Flat fees, despite the dispersion in value in OCIO, are fairer for the client than a more performance-based regime, Mr. Berriman said. “We forensically dissect what the (underlying) fund managers charge. You need to do the work, all the things that good consultants do. What we care about are the proposals; we do the same with ourselves that we do with the managers. We know what managers do, and we let clients know, and we tell them there are various ways they can compensate us. These agreements have a tendency to get devilishly complicated, but most of the time we tend toward simplicity. If fees were purely performance-based, sometimes that can seem right in theory, but you have to be very careful that everyone understands what is being measured. Performance relative to what? An index? Inflation? There are so many things you can peg it to, so many unintended consequences. You have to be really careful in dealing with managers and then fairly explain that to the client.”
Casey Quirk's Mr. Stakel said that despite the fee dispersion, there are two general pricing methods for OCIO: Cost-plus, in which clients pay fees for underlying managers chosen for the OCIO program plus a flat fee to the OCIO provider; and bundled, where an overall flat fee is assessed and the OCIO firm is responsible for paying the fees of the underlying managers.
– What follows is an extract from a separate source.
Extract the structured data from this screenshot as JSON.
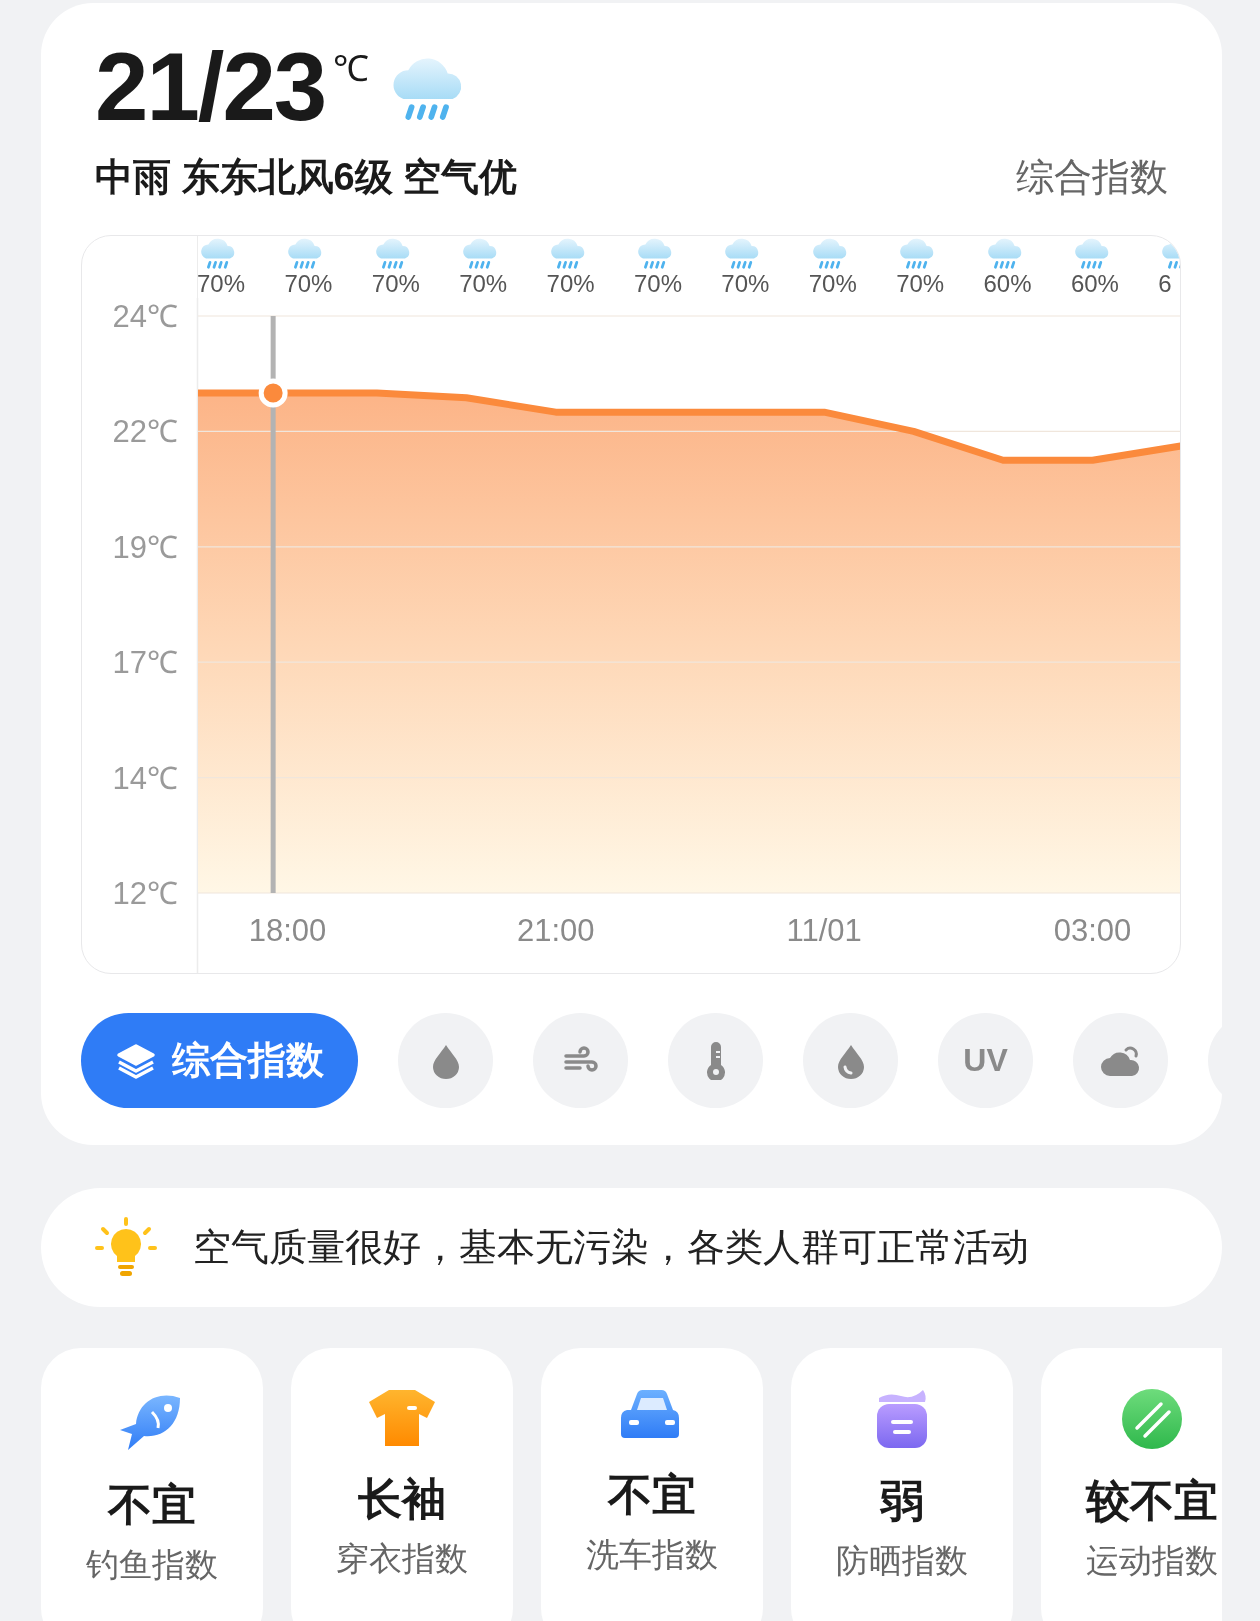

He said both kinds might have additional performance fees, but “there's no strong trend toward that now.”
Also, there might not be much difference ultimately between one pricing method and another. “Either way you'll have to pay the underlying managers,” Mr. Stakel said.
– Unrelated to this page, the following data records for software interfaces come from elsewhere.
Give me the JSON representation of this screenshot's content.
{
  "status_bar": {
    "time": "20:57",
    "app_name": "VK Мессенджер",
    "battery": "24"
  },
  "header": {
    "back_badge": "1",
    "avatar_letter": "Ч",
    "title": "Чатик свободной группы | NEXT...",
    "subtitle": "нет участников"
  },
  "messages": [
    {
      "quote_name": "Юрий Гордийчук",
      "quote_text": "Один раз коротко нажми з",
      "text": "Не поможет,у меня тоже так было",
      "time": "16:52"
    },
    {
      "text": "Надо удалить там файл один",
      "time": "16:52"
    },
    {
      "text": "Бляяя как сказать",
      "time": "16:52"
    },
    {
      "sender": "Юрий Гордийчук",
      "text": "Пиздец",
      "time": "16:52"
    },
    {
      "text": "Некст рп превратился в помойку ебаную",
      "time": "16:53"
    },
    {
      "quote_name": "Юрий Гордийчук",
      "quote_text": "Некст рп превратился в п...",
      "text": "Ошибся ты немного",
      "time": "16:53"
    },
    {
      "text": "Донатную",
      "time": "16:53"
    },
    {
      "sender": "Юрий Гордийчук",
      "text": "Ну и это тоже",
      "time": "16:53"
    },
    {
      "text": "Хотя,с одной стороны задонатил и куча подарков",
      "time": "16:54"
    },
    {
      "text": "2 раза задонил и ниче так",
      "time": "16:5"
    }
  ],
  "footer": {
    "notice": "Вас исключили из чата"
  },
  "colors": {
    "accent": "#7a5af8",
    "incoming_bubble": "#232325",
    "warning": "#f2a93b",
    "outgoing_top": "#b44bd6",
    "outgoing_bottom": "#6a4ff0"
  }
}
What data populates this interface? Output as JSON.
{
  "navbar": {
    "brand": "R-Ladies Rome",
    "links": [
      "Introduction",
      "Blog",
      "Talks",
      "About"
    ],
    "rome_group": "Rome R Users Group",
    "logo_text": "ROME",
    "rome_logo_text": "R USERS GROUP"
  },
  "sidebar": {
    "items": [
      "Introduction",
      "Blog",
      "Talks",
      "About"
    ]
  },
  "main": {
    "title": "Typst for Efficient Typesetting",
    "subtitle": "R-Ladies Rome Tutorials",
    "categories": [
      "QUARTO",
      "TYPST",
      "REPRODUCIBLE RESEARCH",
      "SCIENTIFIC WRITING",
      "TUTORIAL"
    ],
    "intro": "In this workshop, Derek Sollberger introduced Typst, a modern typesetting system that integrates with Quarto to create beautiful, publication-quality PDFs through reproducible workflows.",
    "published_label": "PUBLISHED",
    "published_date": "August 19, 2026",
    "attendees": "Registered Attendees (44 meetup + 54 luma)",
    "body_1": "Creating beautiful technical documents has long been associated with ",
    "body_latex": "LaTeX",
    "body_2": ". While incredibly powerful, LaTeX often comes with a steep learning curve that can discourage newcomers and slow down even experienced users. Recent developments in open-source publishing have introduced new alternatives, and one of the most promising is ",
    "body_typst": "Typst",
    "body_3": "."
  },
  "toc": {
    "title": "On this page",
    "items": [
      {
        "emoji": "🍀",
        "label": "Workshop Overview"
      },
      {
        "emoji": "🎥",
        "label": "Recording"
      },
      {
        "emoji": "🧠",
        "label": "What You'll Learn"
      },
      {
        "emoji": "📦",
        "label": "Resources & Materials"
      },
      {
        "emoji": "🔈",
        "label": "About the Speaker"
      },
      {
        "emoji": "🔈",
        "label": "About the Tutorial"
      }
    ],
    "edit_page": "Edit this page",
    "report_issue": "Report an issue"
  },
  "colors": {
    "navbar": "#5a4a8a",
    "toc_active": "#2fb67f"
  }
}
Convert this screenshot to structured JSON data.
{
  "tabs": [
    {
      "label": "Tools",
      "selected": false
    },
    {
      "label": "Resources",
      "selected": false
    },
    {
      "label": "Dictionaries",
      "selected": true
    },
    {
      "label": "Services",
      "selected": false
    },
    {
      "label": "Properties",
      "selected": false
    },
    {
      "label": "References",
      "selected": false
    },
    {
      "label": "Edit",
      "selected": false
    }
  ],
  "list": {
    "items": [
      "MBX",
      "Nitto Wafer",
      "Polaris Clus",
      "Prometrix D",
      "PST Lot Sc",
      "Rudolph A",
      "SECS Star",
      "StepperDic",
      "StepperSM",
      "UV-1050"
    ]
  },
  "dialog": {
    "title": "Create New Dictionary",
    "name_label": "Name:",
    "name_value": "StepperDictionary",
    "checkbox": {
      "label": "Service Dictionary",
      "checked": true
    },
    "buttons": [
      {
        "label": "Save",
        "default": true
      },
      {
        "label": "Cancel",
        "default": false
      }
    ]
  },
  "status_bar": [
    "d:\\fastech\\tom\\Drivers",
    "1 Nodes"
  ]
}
Added Gerry Cosgrove, managing director and head of consultant relations, RBC Global Asset Management (U.S.), Boston. “The fee sizes depend on how the consultant uses a manager, but it's not very different between advice-only and OCIO,” Mr. Cosgrove said. “For example, emerging markets, because of the due diligence required, is more expensive (than less research-intensive strategies), but that's whether a consultant uses it in an OCIO package or an asset owner hires a manager directly.”
In advice-only relationships, managers discuss their fees with both the consultant and the asset owner in the RFP process. Mr. Cosgrove said OCIO, on the other hand, “is, to us, a subadvisory opportunity, and like most subadvisory negotiations, managers expect to get a smaller fee. Generally, our OCIO fees are lower except in asset classes that are alpha-rich and capacity-constrained. That you can charge more for. But in all cases, the relationship, whether with the asset owner or the consultant, is similar for the manager.”
Those “alpha-rich” investments have meant a higher fee charged by consultants, particularly when offering only advice. Greenwich's Mr. McCollum said consultants charge more for work on those asset classes, like hedge funds, private equity, real estate. “With the shift to OCIO, what remains for traditional consultants is expensive work.” That added revenue from alternatives advising would make up for any potential decline in the number of clients.
Also, as traditional consulting has focused more on alternatives, the move to OCIO has also led to a shift in personnel as more money management professionals have left for consulting firms, and that expertise has also helped to boost OCIO fees, said Jeffrey MacLean, CEO, Wurts & Associates, El Segundo, Calif. “There are higher margins in the business, but now OCIOs are attracting high-caliber people from the money management side. There have always been consultants who've left for money managers, and that still happens today. But now there are more manager people coming to consultants.” n
This article originally appeared in the November 24, 2014 print issue as, "Revenue from outsourcing steams ahead".